**What is needed:**
Could you filter the records below and return each line that holds "wifi"?

Saved data entries

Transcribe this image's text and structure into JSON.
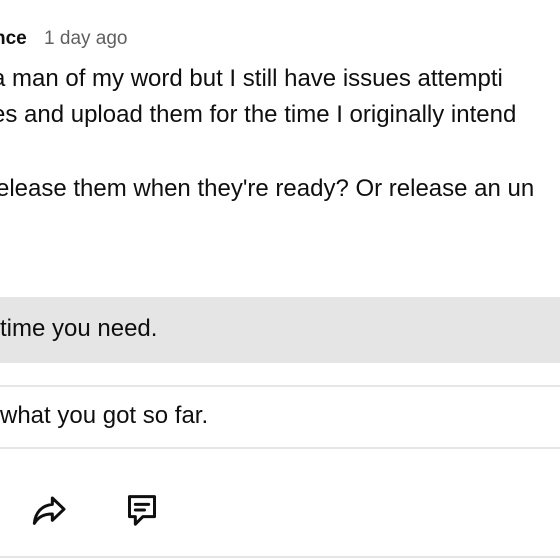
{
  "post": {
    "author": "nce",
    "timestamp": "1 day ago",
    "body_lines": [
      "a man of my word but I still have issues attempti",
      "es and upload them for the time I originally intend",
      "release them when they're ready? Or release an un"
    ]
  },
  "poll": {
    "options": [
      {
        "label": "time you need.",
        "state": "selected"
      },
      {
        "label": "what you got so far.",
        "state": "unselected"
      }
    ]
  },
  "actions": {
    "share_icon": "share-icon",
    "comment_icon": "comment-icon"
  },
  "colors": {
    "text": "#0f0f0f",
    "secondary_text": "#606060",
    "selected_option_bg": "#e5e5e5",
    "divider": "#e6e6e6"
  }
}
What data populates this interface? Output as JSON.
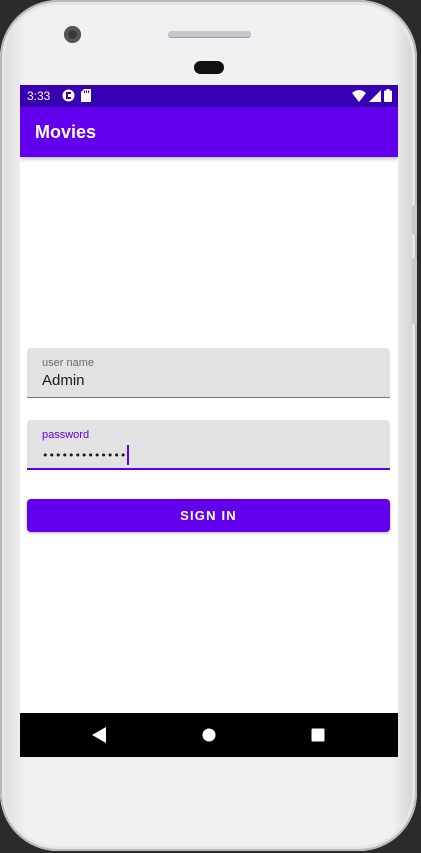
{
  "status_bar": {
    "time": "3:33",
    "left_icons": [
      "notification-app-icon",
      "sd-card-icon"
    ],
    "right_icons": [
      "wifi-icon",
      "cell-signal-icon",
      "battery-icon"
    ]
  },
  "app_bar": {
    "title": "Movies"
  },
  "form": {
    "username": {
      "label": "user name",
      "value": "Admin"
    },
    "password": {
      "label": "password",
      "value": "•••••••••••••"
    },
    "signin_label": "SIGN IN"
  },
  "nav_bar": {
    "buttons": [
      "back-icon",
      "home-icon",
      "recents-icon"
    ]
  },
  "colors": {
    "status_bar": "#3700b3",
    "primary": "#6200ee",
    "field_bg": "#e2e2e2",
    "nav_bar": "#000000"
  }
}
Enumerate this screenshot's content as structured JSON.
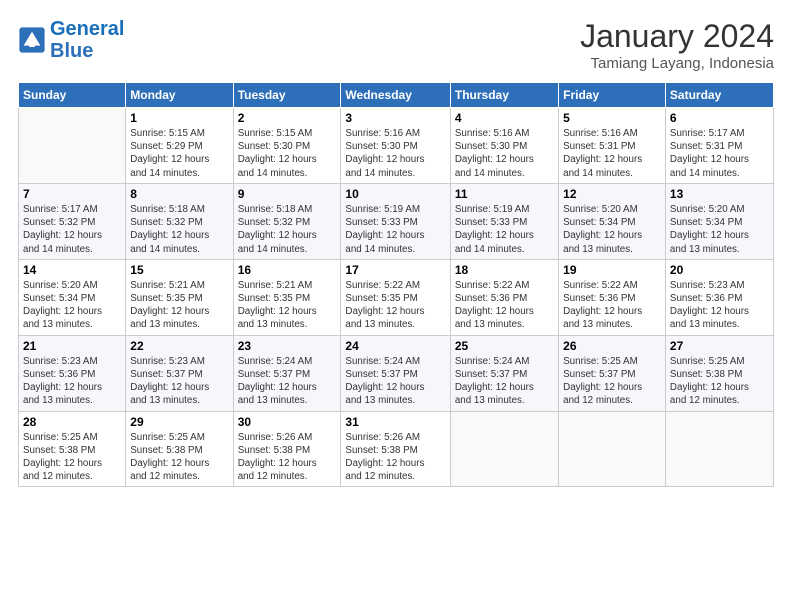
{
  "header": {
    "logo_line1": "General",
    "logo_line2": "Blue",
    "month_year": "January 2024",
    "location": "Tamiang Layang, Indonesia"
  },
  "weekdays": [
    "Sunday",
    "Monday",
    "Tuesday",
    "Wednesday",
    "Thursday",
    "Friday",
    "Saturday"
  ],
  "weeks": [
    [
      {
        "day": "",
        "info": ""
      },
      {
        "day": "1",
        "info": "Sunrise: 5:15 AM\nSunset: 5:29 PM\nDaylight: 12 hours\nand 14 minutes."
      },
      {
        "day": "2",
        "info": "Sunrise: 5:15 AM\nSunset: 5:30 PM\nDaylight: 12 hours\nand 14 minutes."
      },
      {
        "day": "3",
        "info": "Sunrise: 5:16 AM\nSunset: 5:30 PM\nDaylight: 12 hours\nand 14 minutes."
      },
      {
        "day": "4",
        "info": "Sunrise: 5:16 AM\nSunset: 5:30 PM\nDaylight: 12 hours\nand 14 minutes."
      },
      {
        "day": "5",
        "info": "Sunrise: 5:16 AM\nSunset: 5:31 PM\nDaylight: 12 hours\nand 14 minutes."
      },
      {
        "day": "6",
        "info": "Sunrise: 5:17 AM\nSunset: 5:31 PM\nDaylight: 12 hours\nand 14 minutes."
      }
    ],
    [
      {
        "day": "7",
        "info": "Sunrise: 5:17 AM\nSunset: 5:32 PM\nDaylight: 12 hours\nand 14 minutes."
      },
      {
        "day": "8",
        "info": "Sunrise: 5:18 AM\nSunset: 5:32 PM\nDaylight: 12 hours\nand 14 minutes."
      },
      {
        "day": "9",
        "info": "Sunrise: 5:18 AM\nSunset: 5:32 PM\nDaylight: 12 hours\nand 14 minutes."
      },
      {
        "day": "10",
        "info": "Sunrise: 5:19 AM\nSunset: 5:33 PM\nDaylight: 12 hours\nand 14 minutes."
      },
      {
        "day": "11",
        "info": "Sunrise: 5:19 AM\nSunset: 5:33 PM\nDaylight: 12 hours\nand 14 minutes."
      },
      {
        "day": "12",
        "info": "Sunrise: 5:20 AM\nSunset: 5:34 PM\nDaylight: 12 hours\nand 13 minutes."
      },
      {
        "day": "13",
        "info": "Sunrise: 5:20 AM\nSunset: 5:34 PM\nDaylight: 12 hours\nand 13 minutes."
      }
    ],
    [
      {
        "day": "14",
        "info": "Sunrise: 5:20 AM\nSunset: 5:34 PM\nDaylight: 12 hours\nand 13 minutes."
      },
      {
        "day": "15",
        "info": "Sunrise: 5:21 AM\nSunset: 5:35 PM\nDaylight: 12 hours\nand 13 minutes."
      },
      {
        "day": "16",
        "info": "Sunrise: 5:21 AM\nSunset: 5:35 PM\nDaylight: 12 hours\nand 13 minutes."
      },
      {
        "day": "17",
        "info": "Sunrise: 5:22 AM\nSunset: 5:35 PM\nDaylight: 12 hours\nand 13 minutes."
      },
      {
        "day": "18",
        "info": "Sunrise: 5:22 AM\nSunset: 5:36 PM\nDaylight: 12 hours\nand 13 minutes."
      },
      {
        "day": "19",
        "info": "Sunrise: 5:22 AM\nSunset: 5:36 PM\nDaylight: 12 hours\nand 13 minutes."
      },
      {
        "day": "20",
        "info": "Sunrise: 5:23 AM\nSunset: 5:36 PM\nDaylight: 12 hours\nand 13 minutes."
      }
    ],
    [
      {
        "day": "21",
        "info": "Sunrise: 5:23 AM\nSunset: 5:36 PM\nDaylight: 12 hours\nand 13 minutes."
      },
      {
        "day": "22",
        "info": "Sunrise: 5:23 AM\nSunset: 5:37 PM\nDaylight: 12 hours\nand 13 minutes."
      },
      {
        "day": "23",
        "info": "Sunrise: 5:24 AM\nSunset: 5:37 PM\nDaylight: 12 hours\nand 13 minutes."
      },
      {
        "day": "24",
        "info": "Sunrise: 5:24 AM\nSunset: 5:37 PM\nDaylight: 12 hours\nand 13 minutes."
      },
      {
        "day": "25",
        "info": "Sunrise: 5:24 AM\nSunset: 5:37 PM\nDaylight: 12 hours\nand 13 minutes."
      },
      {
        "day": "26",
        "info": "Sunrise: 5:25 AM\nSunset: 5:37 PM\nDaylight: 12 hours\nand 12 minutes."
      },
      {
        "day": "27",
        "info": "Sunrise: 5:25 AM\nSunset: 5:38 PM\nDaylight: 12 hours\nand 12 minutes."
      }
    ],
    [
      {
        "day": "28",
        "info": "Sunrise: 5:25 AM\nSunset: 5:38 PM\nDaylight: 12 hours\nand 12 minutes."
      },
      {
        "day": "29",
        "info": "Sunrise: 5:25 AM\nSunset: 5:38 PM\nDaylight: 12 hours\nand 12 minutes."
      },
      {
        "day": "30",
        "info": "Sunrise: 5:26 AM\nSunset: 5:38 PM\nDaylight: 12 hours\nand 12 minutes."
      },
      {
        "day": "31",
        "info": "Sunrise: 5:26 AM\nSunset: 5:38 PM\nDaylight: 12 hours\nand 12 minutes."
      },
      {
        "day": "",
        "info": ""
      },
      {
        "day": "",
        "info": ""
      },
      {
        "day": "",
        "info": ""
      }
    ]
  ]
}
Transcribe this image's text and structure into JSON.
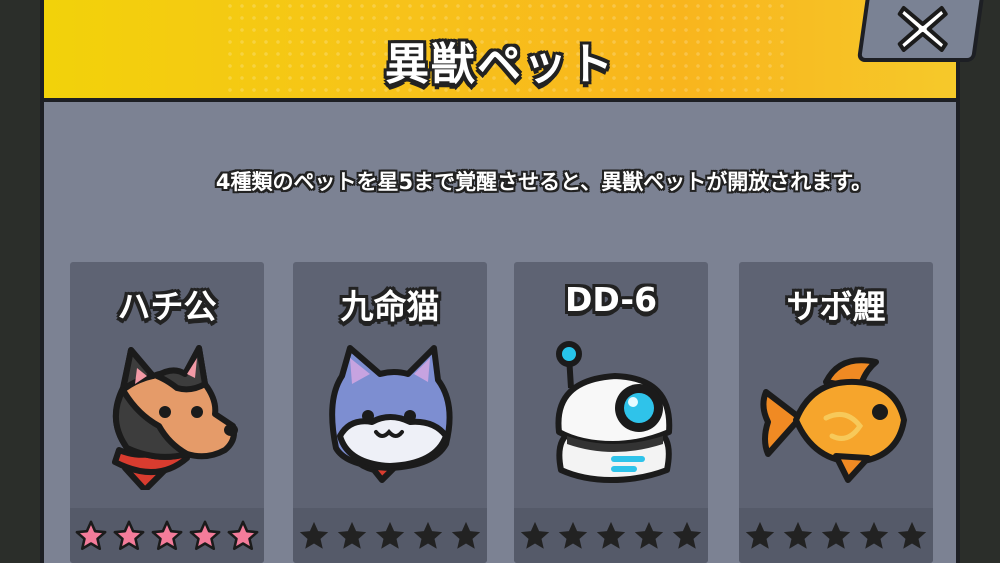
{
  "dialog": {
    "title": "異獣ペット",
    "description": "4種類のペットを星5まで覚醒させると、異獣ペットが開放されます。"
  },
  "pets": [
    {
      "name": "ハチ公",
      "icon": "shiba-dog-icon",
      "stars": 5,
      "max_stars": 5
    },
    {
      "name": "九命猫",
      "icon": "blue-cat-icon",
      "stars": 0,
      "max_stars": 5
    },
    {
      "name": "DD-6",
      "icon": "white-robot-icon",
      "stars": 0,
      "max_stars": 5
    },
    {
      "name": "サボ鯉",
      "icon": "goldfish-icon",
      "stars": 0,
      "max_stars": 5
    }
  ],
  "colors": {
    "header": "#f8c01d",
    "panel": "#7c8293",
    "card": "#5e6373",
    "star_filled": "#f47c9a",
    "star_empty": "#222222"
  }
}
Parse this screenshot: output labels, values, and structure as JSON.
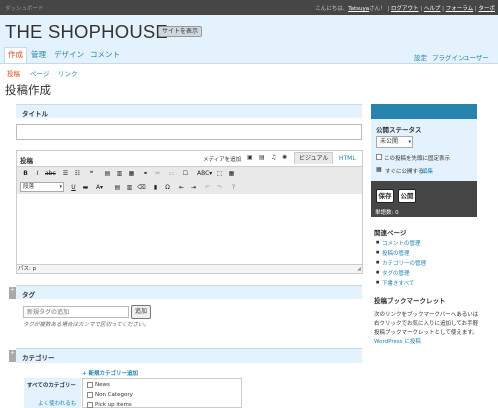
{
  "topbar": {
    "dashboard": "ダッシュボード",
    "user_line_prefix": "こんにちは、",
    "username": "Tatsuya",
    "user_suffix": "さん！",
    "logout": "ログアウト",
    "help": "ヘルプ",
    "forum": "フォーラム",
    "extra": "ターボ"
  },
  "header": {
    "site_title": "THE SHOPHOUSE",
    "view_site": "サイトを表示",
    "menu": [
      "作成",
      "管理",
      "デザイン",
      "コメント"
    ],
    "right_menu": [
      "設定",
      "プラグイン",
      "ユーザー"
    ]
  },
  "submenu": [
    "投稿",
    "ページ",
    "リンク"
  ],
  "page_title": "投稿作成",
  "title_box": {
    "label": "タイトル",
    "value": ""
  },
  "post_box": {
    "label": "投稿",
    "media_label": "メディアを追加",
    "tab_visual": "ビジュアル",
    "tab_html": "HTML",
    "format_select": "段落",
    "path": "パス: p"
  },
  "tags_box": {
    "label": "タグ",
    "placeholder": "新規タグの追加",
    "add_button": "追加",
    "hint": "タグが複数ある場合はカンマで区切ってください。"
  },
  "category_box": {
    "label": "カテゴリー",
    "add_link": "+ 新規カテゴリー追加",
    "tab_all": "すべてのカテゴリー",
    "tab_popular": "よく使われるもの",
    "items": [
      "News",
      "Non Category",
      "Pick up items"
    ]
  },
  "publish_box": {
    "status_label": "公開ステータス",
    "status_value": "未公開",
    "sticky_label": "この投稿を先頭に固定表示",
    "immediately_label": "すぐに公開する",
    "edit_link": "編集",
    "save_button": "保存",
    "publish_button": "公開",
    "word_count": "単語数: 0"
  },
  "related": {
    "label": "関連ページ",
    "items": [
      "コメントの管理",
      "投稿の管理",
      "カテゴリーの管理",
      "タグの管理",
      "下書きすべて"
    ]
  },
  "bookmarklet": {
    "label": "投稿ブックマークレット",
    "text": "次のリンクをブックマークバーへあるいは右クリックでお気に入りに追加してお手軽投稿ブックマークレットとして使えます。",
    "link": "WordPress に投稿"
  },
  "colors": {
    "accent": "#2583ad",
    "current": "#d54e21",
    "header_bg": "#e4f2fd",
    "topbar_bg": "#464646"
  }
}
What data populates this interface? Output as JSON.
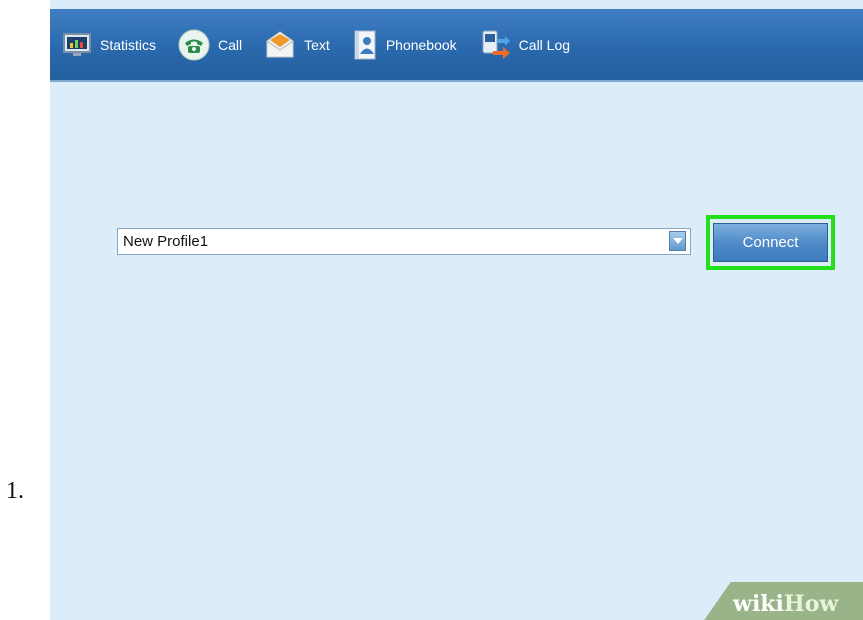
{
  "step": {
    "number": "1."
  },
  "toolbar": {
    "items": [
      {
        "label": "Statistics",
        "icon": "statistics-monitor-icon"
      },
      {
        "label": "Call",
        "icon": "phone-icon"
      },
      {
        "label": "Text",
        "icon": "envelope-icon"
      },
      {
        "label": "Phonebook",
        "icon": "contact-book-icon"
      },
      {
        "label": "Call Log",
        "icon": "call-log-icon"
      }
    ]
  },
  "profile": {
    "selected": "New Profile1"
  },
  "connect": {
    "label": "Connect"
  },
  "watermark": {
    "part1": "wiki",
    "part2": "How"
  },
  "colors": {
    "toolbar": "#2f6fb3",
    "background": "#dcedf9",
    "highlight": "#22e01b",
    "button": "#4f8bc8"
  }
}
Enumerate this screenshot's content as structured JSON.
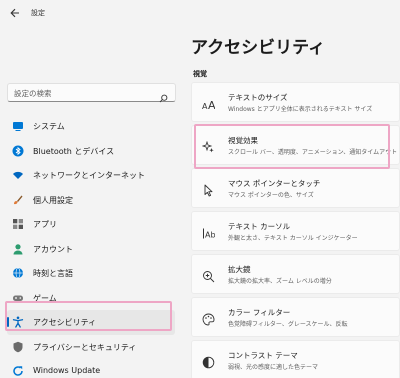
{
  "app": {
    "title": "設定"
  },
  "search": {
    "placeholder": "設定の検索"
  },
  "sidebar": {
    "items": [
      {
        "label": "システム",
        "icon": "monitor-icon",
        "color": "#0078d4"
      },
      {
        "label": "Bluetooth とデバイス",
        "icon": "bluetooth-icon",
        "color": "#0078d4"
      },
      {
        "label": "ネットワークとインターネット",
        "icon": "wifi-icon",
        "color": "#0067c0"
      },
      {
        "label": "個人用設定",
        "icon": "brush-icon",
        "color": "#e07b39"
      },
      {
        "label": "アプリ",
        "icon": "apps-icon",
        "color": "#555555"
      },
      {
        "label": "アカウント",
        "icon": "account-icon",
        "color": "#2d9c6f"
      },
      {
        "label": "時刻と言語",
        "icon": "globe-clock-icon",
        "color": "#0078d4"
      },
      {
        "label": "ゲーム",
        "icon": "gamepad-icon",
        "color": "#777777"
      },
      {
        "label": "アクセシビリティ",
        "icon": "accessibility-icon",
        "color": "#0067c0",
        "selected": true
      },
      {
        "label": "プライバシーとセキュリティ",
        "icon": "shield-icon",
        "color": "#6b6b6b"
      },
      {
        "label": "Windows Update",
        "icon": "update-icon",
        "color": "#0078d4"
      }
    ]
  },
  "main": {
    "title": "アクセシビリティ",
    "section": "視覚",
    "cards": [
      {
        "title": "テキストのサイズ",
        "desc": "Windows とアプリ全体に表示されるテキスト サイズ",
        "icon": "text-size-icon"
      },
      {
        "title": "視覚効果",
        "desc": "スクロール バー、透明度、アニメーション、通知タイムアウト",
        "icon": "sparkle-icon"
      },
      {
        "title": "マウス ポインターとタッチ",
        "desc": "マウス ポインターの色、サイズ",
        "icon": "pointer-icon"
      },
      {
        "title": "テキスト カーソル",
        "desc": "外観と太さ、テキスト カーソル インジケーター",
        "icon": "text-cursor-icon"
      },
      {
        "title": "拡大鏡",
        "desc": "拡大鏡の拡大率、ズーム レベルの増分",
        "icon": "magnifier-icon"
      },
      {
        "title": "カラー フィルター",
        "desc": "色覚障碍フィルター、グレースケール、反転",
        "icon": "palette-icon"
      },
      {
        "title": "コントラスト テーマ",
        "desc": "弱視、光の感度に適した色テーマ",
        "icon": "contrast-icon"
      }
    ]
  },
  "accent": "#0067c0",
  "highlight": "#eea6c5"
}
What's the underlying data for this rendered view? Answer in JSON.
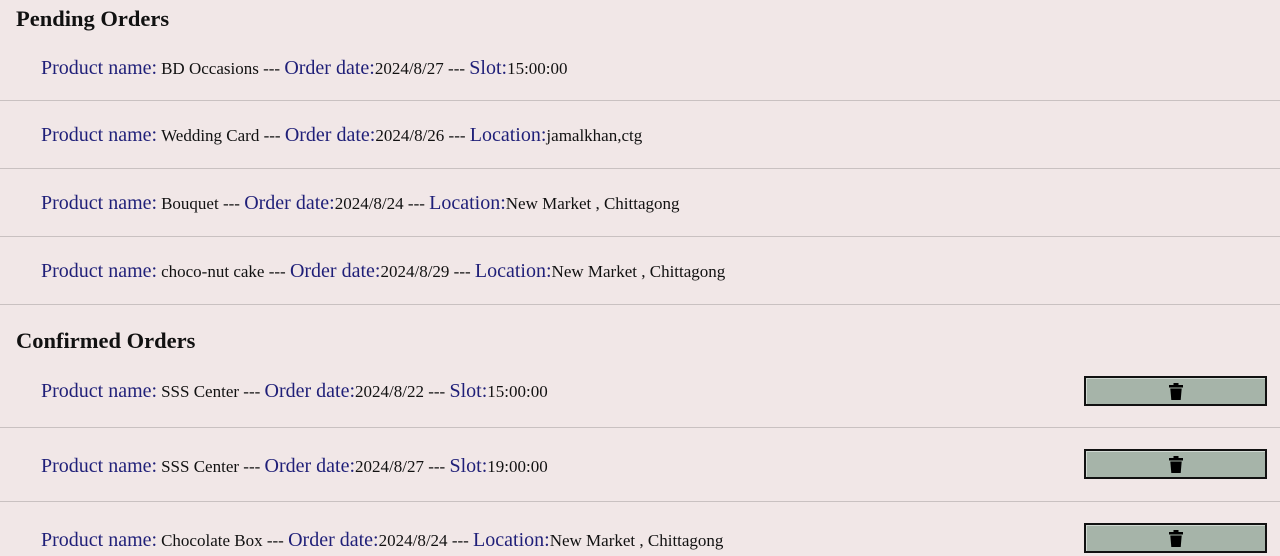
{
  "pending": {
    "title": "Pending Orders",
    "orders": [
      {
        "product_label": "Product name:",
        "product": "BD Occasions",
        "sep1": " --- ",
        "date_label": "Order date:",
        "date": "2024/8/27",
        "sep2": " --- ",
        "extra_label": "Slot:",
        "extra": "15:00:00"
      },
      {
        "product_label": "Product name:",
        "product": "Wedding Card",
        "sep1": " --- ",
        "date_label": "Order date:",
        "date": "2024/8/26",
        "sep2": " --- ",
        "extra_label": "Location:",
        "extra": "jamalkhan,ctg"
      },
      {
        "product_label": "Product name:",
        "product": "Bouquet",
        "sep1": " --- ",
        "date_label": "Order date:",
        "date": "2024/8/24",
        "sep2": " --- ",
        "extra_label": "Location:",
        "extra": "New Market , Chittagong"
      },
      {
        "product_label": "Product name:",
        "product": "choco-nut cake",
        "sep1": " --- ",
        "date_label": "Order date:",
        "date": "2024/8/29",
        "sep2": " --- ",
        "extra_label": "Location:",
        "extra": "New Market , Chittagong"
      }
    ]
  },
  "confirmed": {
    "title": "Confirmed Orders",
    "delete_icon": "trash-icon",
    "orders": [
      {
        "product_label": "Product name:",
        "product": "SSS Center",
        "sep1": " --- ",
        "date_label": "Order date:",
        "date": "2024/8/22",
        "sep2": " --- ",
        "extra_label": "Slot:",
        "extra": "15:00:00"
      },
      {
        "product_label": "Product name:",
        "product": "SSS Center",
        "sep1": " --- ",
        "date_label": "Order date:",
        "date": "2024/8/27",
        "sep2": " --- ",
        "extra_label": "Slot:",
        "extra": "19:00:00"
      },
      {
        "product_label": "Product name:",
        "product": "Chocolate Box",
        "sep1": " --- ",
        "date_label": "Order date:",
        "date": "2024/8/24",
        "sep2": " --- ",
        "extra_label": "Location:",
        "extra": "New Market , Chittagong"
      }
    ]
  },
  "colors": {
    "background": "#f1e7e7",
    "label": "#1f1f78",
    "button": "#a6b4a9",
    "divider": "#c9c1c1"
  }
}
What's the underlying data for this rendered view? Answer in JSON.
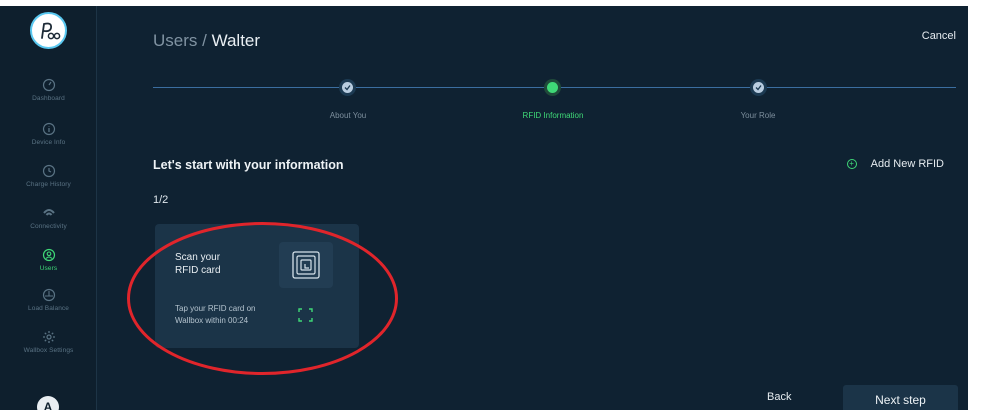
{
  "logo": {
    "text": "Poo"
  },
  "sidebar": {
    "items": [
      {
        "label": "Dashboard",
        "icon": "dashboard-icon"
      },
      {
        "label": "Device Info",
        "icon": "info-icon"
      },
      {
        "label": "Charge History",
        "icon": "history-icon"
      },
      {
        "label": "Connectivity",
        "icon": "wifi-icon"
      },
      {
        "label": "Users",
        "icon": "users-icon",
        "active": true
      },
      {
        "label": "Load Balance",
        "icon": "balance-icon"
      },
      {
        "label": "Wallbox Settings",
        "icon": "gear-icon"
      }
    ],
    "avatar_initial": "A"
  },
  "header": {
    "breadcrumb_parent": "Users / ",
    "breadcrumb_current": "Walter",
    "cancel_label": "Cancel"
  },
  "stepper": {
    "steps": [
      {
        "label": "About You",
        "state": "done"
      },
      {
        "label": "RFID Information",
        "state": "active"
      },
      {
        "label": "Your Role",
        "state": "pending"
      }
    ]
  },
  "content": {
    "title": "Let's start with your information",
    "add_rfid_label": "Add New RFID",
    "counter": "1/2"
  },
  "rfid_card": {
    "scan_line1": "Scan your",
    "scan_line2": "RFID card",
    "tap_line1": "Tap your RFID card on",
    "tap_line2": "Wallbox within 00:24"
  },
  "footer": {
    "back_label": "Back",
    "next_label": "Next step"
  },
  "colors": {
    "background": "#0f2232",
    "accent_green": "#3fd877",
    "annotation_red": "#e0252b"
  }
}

**Answer area:**
      "wifi-icon",
        "icon": "wifi-icon",
        "icon": "wifi-icon"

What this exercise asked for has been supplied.